This Standard is restricted to refrigeration circuits that provide air-conditioning for the passenger compartments of passenger and commercial vehicles. This Standard includes analytical and physical test procedures to evaluate concentration inside the passenger compartment. In the early phases of vehicle evaluation, usage of the analytical approach may be sufficient without performing physical tests. The physical test procedure involves releasing refrigerant from an external source to a location adjacent to the evaporator core (inside the HVAC-Module). An apparatus is used to provide a repeatable, calibrated leak rate. If the system has multiple evaporators, leakage could be simulated at any of the evaporator locations. This standard gives detail information on the techniques for measuring R-744 [CO2] and R-1234yf [HFO-1234yf], but the general techniques described here can be used for other refrigerants as well.
HISTORICAL
2011-02-04
Standard

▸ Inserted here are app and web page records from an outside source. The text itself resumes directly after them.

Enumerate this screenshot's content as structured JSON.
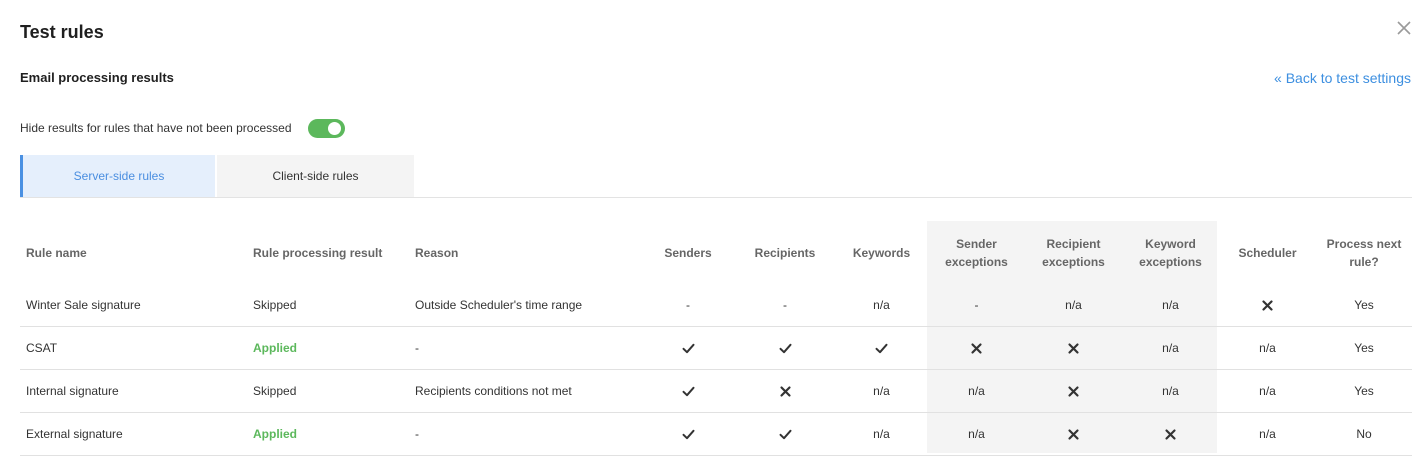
{
  "dialog": {
    "title": "Test rules",
    "subtitle": "Email processing results",
    "back_link": "« Back to test settings",
    "toggle_label": "Hide results for rules that have not been processed",
    "toggle_on": true,
    "accent_color": "#5cb85c",
    "link_color": "#3d8fe0"
  },
  "tabs": [
    {
      "label": "Server-side rules",
      "active": true
    },
    {
      "label": "Client-side rules",
      "active": false
    }
  ],
  "table": {
    "headers": [
      "Rule name",
      "Rule processing result",
      "Reason",
      "Senders",
      "Recipients",
      "Keywords",
      "Sender exceptions",
      "Recipient exceptions",
      "Keyword exceptions",
      "Scheduler",
      "Process next rule?"
    ],
    "rows": [
      {
        "name": "Winter Sale signature",
        "result": "Skipped",
        "reason": "Outside Scheduler's time range",
        "senders": "-",
        "recipients": "-",
        "keywords": "n/a",
        "sender_exceptions": "-",
        "recipient_exceptions": "n/a",
        "keyword_exceptions": "n/a",
        "scheduler": "cross-icon",
        "process_next": "Yes"
      },
      {
        "name": "CSAT",
        "result": "Applied",
        "reason": "-",
        "senders": "check-icon",
        "recipients": "check-icon",
        "keywords": "check-icon",
        "sender_exceptions": "cross-icon",
        "recipient_exceptions": "cross-icon",
        "keyword_exceptions": "n/a",
        "scheduler": "n/a",
        "process_next": "Yes"
      },
      {
        "name": "Internal signature",
        "result": "Skipped",
        "reason": "Recipients conditions not met",
        "senders": "check-icon",
        "recipients": "cross-icon",
        "keywords": "n/a",
        "sender_exceptions": "n/a",
        "recipient_exceptions": "cross-icon",
        "keyword_exceptions": "n/a",
        "scheduler": "n/a",
        "process_next": "Yes"
      },
      {
        "name": "External signature",
        "result": "Applied",
        "reason": "-",
        "senders": "check-icon",
        "recipients": "check-icon",
        "keywords": "n/a",
        "sender_exceptions": "n/a",
        "recipient_exceptions": "cross-icon",
        "keyword_exceptions": "cross-icon",
        "scheduler": "n/a",
        "process_next": "No"
      }
    ]
  }
}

J2842_201102
The intent of this standard is to establish a framework to assure that all evaporators for R-744 and R-1234yf mobile air conditioning (MAC) systems meet appropriate testing and labeling requirements. SAE J639 requires vehicle manufacturers to perform assessments to minimize reasonable risks in production MAC systems. The evaporator (as designed and manufactured) shall be part of that risk assessment and it is the responsibility of the vehicle manufacturer to assure all relevant aspects of the evaporator are included. It is the responsibility of all vehicle or evaporator manufacturers to comply with the standards of this document at a minimum. (Substitution of specific test procedures by vehicle manufactures that correlate well to field return data is acceptable.) As appropriate, this standard can be used as a guide to support risk assessments.
CURRENT
2011-01-06
Standard
ARP5660A
The purpose of this document is to provide guidelines for the standardization of safe operating procedures to be used in performing the services and maintenance at Designated Deicing Facilities (Central Deicing Facilities/Remote Deicing Facilities) that are necessary for proper deicing/anti-icing of aircraft on the ground and performing of associated checks in accordance with the various approved ground icing programs, while considering applicable local environmental, operational and economic requirements. This document should be used by regulators and airport authorities to develop and standardize approvals and permits for the establishment and operation of a DDF. The coordination of stakeholders is required prior to the approval of design plans for a deicing facility. Operating procedures must be agreed to, in writing, by all air operators, airport authorities, regulators and service providers prior to commencing deicing operations.
2010-12-10
WIP Standard
J2711
This SAE Recommended Practice was established to provide an accurate, uniform and reproducible procedure for simulating use of heavy-duty hybrid- electric vehicles (HEVs) and conventional vehicles on dynamometers for the purpose of measuring emissions and fuel economy. Although the recommended practice can be applied using any driving cycle, the practice recommends three cycles: the Manhattan cycle, representing low-speed transit bus operation; the Orange County Transit Cycle, representing intermediate-speed bus operation; and the Urban Dynamometer Driving Schedule (UDDS) cycle representing high-speed operation for buses and tractor-trailers. This document does not specify which emissions constituents to measure (e.g., HC, CO, NOx, PM, CO 2 ), as that decision will depend on the objectives of the tester.
Viewing 181 to 210 of 713